We retreated to Walpole Hall. “I look for three things in a good rehearsal space,” said conductor Will Dawes, “a good acoustic, the right temperature, and that it doesn’t smell.” Walpole Hall failed gloriously on all three counts. Vacated by a group of martial artists just as we were entering, this wind tunnel of a hall positively glowed with the scent of perspiring athletes! Erugh!
This was my first public appearance with a choir since the NYCGB reunion choir last year, at the Symphony Hall in Birmingham, and a better sounding choir I couldn’t have hoped to have sung with. There were parts of the Penderecki and DuruflÃ© that were still being sight-read, but the overall sound and dynamics were quite remarkable for a choir that first met on Monday and had had only three rehearsals.
We opened with Knut Nystedtâ€™s Immortal Bach, a piece that Jane simply thought was the choir warming up (in the same way that an orchestra tunes at the beginning of a gig)! I was the only bass 2 in choir E and had the priviledge of belting out a bottom … er, note on my own as the piece ended. What is it about Scandanavian composers that make them think that they have to mess with the rules? This was truly a build-your-own Ikea composition. Great fun, but I was still a little lacking in confidence.
Next up Stabat Mater by Krzysztof Penderecki. Having previously sang Veni Creator with NYCGB I have a fondness for Penderecki. By this evening I was beginning to see how the score worked and it was looking less and less like a game of Su doku where you had to work out what the Sops were doing, and then where the Altos came in in that choir before you had any hope of seeing where your own part’s entry came in! My secret weapons: a yellow highlighter pen, plenty of numbers drawn in bars, and thick black, demarcation lines. I loved the piece (how it resolves at the end is magical) and was growning in confidence by now.
Maurice DuruflÃ©â€™s Requiem, Op 9 is one of my favourite pieces of music; my second favourite requiem after Mozart’s. I first heard the orchestral version on a cassette owned by (exNYCer) Jonny Coore in 1996. But I’ve never had the opportunity to sing it. Until tonight. My brother-in-law-to-be Martin said that this was the loudest choir he’s ever heard. (Note to NYCers: blimey! and that’s a choir without Lard and Duncan Gorwood!) I had my confidence, and I wasn’t scared to use it. I belted out the fff passages. And the ff passages. And, as it happens, anything marked f and mf as well.
By the Kyrie my back was killing me. I’ve had trouble with my back for the last couple of weeks, and as the girls began to sing the Kyrie it felt as though someone was slipping a knife between the vertabrae of my lower back. “Lord have mercy,” I began to pray. As the concert went on I was trying to relax and not tense up, subtly fidgeting and twisting my back to ease it up a little. Walking back to the Chapter House after the show was an act of determination and effort. But I noticed that I wasn’t the only person having trouble walking.

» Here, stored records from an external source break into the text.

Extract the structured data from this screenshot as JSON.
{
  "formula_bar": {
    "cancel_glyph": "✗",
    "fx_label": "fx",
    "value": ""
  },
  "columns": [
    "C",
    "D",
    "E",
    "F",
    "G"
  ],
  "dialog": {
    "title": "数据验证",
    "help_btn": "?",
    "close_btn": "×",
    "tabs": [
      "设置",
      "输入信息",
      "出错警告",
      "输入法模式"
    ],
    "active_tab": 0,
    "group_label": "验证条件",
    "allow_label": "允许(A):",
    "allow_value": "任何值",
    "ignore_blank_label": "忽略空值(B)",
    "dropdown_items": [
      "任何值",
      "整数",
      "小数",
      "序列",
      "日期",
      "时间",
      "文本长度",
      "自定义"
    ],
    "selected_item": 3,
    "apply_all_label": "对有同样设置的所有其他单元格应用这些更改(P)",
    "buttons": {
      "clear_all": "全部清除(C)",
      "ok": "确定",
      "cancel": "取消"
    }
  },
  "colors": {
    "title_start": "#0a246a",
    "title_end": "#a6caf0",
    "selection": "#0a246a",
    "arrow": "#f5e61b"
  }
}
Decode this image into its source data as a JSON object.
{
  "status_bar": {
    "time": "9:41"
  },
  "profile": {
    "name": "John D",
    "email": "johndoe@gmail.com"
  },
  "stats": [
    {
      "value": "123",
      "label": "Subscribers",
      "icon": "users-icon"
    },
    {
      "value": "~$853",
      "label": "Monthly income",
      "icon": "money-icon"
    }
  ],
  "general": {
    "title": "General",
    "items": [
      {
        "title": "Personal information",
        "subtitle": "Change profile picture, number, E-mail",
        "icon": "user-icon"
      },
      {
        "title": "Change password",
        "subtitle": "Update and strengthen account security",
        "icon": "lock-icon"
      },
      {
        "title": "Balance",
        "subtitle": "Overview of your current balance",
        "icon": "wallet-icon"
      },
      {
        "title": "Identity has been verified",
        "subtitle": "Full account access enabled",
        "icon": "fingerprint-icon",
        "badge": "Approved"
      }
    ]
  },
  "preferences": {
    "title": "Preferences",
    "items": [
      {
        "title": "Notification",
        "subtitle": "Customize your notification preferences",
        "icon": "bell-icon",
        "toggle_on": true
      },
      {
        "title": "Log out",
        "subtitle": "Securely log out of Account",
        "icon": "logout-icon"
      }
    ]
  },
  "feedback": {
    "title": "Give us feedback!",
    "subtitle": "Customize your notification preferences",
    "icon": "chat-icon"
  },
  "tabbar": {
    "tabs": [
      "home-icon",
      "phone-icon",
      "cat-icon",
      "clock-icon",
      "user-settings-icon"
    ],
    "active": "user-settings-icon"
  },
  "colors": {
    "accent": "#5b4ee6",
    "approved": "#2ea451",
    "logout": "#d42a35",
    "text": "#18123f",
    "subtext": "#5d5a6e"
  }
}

The two soloists were great. Chris, a chap I’d sat next to in my first rehearsal, was so nervous before we began. But he had no reason to be. He sang the baritone solo with great confidence, and a depth and tone that belied his slight figure. The soprano solo (sang by a beautiful blonde, Irish girl whose name I didn’t catch) was also sang beautifully, accompanied by a mournful cello, also played beautifully. (His music was propped on another chair; seemingly his music stand went walkabout.)
A great experience with a great sounding choir. We finished the night in The Teucher bar on William Street, where I met up with friend Jamieson Sutherland and another friend of Jonny Coore.